- Opening Delimiter -
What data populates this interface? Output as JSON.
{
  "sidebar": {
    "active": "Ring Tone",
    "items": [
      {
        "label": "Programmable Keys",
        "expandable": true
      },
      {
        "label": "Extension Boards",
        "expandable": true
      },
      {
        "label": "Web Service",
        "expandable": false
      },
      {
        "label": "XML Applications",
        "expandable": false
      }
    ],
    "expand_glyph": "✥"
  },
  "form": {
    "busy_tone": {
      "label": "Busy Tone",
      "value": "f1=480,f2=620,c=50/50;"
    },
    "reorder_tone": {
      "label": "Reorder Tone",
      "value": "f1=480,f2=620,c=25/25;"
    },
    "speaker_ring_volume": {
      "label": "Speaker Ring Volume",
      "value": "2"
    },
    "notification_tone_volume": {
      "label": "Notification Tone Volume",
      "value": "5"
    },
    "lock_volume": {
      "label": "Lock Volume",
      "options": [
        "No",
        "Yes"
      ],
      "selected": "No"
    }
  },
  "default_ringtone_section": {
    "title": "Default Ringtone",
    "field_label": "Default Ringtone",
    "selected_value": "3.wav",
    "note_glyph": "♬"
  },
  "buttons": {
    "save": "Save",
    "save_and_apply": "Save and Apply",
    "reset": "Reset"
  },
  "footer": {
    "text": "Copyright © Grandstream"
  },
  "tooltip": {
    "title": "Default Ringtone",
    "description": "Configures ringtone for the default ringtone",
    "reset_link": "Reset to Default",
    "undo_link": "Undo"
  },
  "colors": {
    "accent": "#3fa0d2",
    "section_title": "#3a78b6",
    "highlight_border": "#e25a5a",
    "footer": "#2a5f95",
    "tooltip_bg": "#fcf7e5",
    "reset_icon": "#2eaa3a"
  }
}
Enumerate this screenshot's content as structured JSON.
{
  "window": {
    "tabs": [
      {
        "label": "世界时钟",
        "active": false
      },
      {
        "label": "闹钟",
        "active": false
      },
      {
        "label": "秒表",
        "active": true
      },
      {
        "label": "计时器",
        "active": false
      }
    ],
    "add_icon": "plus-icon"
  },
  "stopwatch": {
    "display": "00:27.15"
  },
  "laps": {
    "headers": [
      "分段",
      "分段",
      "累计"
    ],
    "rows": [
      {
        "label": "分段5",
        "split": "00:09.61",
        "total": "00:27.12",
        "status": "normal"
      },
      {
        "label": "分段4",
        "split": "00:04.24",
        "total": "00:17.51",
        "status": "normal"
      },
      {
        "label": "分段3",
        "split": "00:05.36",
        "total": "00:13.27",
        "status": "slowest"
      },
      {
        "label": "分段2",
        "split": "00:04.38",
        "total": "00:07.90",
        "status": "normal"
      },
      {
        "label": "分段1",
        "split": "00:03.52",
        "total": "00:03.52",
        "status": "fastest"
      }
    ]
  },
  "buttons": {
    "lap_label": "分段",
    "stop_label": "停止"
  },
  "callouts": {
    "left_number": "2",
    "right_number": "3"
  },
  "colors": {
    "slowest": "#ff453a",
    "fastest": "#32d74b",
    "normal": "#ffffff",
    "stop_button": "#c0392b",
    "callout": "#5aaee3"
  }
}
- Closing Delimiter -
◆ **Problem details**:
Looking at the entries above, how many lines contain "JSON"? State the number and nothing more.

◆ **Answer to the exercise**:
2